[Items listed in a dataset]
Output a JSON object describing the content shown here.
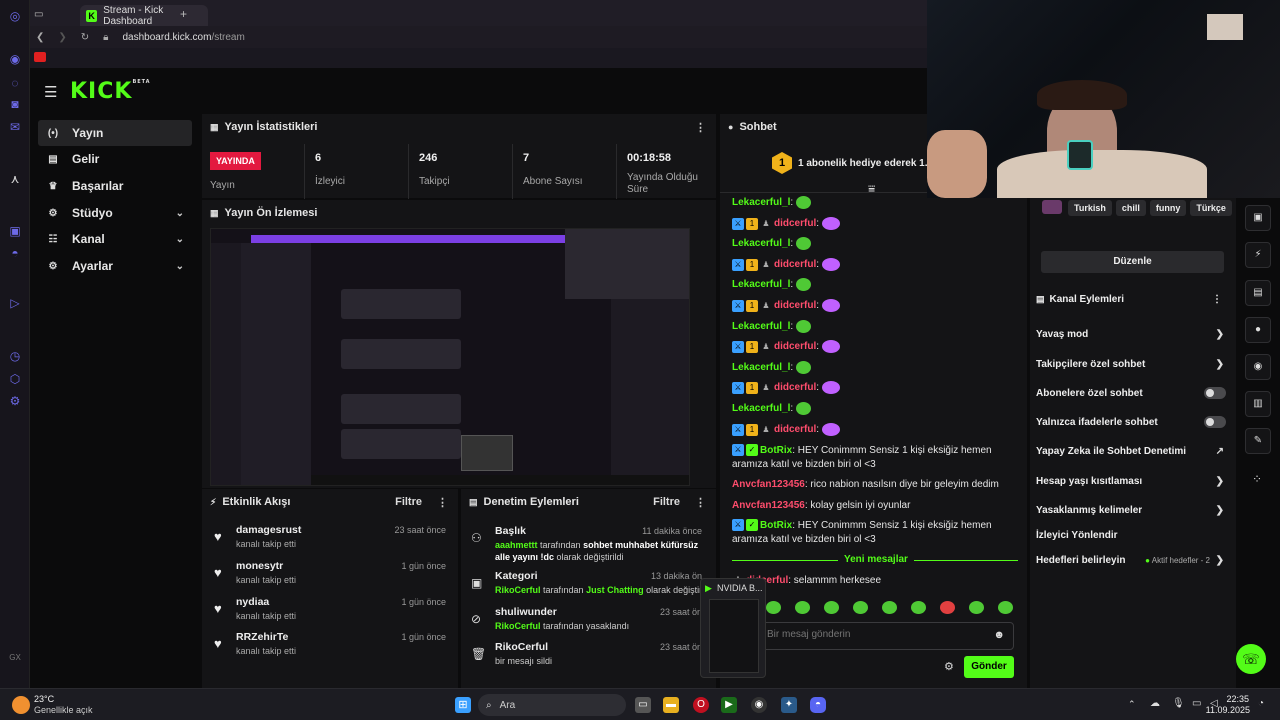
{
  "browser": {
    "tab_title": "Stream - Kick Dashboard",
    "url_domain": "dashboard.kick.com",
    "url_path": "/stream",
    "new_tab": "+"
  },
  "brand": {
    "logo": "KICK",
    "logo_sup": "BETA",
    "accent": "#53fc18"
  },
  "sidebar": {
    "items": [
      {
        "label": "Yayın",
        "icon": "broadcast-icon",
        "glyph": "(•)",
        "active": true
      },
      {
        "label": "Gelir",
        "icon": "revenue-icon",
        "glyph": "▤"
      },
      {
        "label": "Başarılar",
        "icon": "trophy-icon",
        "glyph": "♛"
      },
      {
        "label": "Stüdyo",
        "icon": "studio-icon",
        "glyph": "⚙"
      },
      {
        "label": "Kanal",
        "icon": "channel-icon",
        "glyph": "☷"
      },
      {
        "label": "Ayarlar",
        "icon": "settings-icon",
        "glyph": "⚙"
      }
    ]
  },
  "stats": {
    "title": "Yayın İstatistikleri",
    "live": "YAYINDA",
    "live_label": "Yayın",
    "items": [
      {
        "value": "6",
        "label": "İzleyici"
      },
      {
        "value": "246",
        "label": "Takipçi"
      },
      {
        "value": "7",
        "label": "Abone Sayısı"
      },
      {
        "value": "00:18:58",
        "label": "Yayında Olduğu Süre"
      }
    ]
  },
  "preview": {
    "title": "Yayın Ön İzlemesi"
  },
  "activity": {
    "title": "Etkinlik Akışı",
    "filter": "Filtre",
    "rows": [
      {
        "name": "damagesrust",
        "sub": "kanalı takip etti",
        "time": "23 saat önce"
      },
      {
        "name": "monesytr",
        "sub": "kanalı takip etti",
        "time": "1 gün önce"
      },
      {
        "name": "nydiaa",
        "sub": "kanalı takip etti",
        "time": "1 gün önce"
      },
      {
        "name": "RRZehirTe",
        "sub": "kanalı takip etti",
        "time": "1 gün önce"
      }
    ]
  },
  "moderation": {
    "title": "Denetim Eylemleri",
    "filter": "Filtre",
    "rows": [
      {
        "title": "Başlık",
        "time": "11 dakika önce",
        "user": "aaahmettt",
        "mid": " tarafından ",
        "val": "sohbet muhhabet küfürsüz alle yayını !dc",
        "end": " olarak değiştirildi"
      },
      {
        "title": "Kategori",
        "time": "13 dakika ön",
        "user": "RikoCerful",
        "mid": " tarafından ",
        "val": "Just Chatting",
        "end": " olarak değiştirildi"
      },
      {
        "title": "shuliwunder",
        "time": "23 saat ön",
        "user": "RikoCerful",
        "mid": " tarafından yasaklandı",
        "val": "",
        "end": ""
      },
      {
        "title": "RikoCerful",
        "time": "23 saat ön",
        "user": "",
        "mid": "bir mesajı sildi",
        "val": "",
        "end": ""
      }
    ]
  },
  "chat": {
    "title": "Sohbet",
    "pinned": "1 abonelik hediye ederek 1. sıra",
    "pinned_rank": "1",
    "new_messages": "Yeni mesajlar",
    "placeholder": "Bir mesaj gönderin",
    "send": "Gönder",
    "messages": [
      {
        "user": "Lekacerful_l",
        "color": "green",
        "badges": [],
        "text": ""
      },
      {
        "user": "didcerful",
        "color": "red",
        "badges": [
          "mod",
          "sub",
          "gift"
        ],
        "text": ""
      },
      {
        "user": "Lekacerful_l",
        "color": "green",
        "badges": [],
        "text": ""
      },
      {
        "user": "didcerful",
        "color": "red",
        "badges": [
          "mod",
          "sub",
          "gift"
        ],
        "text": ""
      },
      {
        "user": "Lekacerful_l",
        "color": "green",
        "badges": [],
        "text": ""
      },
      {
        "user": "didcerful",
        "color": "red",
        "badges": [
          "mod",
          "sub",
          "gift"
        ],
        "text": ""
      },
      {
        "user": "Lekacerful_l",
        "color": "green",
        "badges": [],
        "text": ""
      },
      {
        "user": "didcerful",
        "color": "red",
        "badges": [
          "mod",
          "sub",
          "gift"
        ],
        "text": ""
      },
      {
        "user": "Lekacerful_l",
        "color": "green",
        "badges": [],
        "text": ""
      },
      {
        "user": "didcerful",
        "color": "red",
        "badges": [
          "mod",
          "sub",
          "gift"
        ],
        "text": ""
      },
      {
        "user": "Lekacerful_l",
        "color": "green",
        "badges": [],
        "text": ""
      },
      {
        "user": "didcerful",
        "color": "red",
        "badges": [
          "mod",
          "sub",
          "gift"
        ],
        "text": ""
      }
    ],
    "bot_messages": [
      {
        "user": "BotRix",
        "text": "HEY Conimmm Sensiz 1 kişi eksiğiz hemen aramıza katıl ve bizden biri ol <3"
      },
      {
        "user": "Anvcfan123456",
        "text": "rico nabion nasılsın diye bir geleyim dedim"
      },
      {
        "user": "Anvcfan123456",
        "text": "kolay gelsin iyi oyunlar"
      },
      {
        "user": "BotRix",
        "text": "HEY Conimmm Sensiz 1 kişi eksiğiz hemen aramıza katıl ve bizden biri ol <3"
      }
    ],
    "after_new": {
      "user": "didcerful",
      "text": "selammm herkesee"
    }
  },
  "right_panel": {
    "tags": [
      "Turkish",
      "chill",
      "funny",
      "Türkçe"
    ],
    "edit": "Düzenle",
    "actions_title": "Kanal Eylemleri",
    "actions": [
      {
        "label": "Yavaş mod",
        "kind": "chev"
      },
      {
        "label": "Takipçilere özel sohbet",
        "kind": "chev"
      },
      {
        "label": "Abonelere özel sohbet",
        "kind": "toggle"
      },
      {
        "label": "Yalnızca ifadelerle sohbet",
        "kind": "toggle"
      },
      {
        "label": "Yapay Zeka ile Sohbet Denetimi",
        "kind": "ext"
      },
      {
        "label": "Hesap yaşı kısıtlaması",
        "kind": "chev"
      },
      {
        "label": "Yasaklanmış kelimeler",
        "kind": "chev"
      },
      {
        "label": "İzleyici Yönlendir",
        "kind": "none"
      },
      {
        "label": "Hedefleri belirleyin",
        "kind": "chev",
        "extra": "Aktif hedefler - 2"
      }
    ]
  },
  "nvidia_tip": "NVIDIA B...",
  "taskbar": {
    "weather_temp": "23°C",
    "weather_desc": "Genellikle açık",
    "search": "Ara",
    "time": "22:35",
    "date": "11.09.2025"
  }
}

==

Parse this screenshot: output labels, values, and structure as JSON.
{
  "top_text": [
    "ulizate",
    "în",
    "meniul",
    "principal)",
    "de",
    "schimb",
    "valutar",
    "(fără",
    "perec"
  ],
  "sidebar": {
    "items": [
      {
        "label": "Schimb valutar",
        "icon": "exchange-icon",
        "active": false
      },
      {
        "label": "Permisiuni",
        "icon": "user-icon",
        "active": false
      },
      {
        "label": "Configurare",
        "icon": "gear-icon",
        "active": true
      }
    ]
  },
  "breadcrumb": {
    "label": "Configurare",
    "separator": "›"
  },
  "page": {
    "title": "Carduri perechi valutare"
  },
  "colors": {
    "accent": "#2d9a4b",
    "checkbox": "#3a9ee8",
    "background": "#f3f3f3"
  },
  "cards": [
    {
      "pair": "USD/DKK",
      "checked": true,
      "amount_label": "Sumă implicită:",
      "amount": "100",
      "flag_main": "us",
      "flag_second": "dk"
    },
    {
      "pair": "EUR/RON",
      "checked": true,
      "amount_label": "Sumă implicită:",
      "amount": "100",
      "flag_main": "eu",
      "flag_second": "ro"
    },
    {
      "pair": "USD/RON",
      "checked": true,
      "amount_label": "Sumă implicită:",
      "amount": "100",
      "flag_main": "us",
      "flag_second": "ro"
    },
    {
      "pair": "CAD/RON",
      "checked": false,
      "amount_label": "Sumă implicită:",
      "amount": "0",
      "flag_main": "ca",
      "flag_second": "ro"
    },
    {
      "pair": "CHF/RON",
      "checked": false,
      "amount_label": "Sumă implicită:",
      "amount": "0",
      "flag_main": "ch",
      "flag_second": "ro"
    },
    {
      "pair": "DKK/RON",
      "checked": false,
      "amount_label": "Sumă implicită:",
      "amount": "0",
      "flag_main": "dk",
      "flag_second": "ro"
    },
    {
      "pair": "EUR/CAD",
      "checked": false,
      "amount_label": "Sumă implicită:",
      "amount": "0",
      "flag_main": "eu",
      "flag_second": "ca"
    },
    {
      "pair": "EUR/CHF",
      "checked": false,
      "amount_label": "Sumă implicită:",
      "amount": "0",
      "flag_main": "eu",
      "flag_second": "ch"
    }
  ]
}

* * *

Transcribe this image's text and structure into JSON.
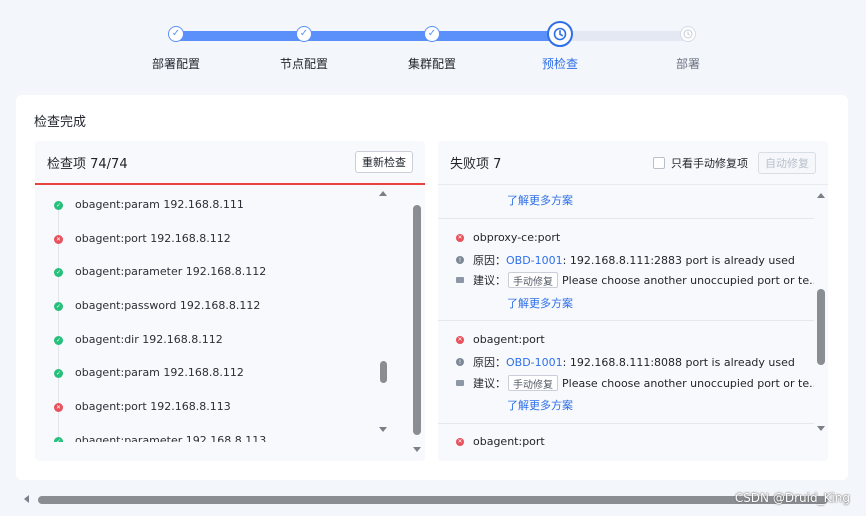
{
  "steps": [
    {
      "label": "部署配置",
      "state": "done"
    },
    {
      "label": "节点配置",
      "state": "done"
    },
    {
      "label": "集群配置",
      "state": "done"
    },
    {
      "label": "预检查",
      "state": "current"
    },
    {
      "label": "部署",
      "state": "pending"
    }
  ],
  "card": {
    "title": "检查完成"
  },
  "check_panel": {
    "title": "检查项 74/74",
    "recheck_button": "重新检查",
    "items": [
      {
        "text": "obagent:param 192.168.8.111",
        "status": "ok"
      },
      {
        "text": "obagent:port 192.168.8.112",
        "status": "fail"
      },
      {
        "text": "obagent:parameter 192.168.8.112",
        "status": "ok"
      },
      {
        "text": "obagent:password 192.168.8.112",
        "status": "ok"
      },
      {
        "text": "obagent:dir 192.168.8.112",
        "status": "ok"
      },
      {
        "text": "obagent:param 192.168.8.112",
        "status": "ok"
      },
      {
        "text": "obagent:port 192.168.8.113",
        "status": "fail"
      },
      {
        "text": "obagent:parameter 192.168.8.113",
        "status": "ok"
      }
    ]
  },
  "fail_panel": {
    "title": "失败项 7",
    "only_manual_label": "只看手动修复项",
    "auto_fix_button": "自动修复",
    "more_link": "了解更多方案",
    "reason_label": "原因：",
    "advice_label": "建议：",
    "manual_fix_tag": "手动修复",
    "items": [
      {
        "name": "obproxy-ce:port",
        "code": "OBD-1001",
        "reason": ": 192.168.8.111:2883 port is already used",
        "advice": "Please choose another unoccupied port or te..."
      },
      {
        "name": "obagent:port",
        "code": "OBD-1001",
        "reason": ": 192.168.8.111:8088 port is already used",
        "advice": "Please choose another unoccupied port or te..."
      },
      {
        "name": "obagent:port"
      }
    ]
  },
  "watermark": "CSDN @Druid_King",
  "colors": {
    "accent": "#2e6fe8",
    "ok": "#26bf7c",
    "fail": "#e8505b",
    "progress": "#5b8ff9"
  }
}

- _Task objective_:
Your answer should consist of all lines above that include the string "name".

- _Solution for this task_:
        "name": "damagesrust",
        "name": "monesytr",
        "name": "nydiaa",
        "name": "RRZehirTe",
        "name": "obproxy-ce:port",
        "name": "obagent:port",
        "name": "obagent:port"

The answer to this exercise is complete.